May 3, 2011 | Share This Post
A bill to reduce “sexting” penalties for minors was passed by the Florida House on Friday. This bill would make a first violation a non-criminal offense, a second a misdemeanor and a third a felony.
The new bill would allow a minor who receives a pornographic image the chance to report it to police, parents or teachers without being charged with receiving or transmitting child pornography.
The bill now goes on to the Senate where it awaits a floor vote.
“Sexting” is electronically sending or receiving sexually explicit photos or videos of yourself or others. As it exists now, these pictures and videos can result in minors being convicted of child pornography which requires them to register as a sex offender.
Sexting has become a growing trend among Florida teens with males and females alike participating in texting sexual photos and/or racy messages to each other. While the results of these text and photo messages can be embarrassing if released into the wrong hands, they can also bring about serious criminal charges. Currently under Florida law, each image carries a felony sentence of five years behind bars. Why does the law take “sexting” so seriously? Florida courts and law enforcement agents view sexting as a child pornography case where both sexes can be held liable for their actions.
In an effort to better understand teens and their electronic activity, the National Campaign to Prevent Teen and Unplanned Pregnancy joined forces with CosmoGirl.com to survey teens and young adults about sexually suggestive texts and images. The number of teens that send or post nude or semi-nude images of themselves equates to 20 percent overall, with females pulling in 22 percent, males quantifying 18 percent and young teen girls ages 13-16 bringing in 11 percent. 39 percent of all teens are reported to have texted, emailed or instant messaged someone a sexually suggestive message. So, where do these pictures and messages end up? 71 percent of teen girls and 67 percent of teen guys who have sent or posted sexually suggestive content say they have sent or posted this content to a boyfriend or girlfriend. 21 percent of teen girls and 39 percent of teen boys say they have sent this type of content to someone they wanted to date or hook up with and 15 percent of teens have sent explicit material to someone they only knew online.
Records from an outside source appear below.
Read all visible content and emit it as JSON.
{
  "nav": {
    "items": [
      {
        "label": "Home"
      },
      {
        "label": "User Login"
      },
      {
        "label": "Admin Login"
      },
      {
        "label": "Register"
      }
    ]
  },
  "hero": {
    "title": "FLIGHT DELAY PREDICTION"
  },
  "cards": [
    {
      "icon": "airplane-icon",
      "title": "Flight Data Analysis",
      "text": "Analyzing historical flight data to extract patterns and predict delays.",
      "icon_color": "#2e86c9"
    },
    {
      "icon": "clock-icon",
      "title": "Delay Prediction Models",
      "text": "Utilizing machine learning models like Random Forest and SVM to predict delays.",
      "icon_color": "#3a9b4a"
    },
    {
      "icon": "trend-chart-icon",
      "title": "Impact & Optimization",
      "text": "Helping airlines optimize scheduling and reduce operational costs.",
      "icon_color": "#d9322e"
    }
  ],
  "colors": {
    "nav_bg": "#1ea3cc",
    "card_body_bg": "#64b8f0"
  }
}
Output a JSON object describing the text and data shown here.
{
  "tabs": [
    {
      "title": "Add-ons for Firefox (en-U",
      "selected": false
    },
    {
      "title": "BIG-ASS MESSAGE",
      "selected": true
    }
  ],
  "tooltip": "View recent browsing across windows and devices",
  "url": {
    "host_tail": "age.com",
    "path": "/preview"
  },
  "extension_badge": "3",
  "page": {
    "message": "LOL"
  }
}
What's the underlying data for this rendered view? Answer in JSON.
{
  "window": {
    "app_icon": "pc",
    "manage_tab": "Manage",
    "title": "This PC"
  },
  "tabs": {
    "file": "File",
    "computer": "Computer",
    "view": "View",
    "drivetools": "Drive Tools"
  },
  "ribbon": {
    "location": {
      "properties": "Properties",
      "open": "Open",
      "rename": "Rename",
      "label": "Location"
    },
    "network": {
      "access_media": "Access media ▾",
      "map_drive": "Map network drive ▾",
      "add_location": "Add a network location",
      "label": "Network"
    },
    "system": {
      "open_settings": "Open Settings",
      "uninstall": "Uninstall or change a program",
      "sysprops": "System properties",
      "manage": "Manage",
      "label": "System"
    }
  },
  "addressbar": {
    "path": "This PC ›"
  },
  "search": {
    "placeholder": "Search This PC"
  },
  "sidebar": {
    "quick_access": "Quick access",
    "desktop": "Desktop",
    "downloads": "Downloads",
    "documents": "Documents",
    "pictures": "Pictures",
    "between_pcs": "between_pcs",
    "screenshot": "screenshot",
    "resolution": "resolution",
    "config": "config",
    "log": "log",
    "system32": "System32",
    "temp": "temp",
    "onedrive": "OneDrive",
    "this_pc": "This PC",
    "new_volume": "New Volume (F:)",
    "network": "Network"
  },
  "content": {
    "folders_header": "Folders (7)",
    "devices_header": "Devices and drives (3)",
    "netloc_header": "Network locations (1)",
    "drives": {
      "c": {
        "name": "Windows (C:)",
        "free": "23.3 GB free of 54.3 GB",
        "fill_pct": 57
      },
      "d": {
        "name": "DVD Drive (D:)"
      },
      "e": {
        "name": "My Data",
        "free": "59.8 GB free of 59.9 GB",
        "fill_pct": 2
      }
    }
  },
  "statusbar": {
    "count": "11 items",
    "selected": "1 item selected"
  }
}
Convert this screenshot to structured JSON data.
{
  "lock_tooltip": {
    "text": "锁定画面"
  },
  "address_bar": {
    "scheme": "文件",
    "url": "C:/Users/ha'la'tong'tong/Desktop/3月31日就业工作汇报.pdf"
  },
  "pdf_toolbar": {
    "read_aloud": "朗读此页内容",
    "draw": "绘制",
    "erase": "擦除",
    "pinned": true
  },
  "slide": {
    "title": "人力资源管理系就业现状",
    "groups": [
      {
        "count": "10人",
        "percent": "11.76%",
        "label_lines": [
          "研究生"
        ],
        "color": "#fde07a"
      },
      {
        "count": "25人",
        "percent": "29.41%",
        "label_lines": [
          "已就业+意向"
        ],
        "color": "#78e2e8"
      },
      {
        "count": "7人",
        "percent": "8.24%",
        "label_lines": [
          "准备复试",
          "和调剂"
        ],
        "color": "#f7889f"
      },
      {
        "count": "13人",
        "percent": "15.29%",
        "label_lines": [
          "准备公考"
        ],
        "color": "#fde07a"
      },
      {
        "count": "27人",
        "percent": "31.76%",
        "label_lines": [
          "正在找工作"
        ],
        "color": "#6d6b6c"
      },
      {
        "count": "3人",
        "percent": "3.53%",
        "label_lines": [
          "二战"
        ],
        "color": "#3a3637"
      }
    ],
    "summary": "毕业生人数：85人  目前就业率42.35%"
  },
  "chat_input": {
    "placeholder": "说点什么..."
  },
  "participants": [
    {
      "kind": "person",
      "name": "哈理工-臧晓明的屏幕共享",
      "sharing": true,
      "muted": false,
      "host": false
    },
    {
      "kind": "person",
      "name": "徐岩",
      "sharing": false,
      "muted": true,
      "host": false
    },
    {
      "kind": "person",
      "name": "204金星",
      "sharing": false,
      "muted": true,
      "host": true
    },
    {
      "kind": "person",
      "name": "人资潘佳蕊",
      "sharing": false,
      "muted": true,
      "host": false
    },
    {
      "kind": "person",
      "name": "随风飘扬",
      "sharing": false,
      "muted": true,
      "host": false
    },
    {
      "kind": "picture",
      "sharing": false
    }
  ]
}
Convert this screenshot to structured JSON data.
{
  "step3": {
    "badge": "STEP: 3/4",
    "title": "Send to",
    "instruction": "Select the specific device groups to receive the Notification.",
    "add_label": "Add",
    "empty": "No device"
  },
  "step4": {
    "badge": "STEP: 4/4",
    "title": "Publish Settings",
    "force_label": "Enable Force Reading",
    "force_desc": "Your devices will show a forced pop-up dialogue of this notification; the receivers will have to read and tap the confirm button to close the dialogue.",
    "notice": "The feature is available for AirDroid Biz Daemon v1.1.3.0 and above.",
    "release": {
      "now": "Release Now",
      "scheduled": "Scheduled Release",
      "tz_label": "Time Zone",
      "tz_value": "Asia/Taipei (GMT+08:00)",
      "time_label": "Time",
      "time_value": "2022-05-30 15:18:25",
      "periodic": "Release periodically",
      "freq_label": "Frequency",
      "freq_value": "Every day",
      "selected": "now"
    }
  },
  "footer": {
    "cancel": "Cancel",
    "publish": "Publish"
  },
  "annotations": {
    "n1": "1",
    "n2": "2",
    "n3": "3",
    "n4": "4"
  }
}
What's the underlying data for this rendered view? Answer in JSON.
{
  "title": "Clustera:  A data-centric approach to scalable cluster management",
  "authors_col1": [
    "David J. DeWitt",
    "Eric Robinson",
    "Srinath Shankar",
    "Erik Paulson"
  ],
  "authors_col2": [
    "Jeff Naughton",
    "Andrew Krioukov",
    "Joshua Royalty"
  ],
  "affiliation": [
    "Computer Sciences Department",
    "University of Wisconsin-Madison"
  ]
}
If your teenage son or daughter has been accused of child pornography due to “Sexting,” contact the Florida Sex Crimes Defense Lawyers online or call 1-866-608-5LAW (5529).